Working my way through the entire opus of Fred Bowen, but it's hard because his books are usually all checked out! Picked up The Final Cut, and it is the same nice mixture of problem, sport, and historical fact that the other Bowen books I have read are. Why does his publisher only release them in paperback, though? This is criminal. In this book, four friends who have played basketball together for years find themselves in competition when they try out for the basketball team. I liked the end notes on Michael Jordan, and how he wasn't a great player when he first started.
Peter Menzel and Faith D'Aluisio's What the World Eats was absolutely fascinating. The two visited 25 families in a variety of locations, took photos of them in their kitchen or eating area with a week's worth of food, and also compiled statistics and facts about the country. Every well-to-do US child needs to read this book if they get the least bit whiny.

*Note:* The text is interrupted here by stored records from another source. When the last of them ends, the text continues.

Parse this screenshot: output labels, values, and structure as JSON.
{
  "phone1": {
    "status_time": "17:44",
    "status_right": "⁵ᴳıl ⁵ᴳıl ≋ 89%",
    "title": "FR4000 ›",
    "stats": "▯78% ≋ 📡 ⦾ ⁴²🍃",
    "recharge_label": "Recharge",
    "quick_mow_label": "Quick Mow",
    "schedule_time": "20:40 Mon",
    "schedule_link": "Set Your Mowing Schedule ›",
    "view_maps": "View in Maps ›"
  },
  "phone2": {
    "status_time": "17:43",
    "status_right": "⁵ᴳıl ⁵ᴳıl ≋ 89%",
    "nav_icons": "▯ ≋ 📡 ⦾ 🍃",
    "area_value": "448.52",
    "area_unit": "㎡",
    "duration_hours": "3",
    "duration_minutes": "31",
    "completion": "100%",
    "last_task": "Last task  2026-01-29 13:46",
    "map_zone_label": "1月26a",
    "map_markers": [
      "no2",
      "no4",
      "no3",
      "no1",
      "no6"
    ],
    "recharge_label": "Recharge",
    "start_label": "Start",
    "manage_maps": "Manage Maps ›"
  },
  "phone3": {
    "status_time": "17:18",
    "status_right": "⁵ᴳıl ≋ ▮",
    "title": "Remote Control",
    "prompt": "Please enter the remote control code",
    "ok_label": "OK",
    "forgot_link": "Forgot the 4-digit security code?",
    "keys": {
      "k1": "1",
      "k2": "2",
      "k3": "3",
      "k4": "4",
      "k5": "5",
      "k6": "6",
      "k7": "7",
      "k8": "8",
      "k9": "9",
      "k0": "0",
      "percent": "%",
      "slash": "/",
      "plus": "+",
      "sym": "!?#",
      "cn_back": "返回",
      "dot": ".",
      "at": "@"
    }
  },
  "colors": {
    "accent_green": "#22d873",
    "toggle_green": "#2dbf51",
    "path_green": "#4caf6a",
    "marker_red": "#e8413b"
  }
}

This is a great companion book to Material World, and would be a good book to use in social studies to point out the differences in other countries. I particularly liked how rural China and urban China were both represented. I think there is an adult version of this that includes more countries, and I will be looking for that as well.
Finally, a disappointment and irritation. Ordered Tera Lynn Childs' sequel to Oh. My. Gods., Goddess Boot Camp, because the first was a fun mix of cross country and Greek mythology. I'm about half way through, and I am not joking when I say that I may write to Dutton Books and ask for my money back, because the editing is so poor. This is a huge shame, because I DO like the book but am so distracted by the grammar. Childs and her editor obviously do not understand the verb "to smite", laboring under the mistaken belief that the verb is "to smote", but insist upon using it again and again anyway. Argh! Even my 16 year old knew that the principal parts of the verb were smite, smote, smitten, not smote, smoted, smoted. As she said, "get smoted" just sounds very wrong and should have set off some grammatical bells in someone's head, sending them to something like Curme's English Grammar, just to be sure. Childs and her editor need to be teached something.
Yes, I do realize I am about the only person who will realize this error.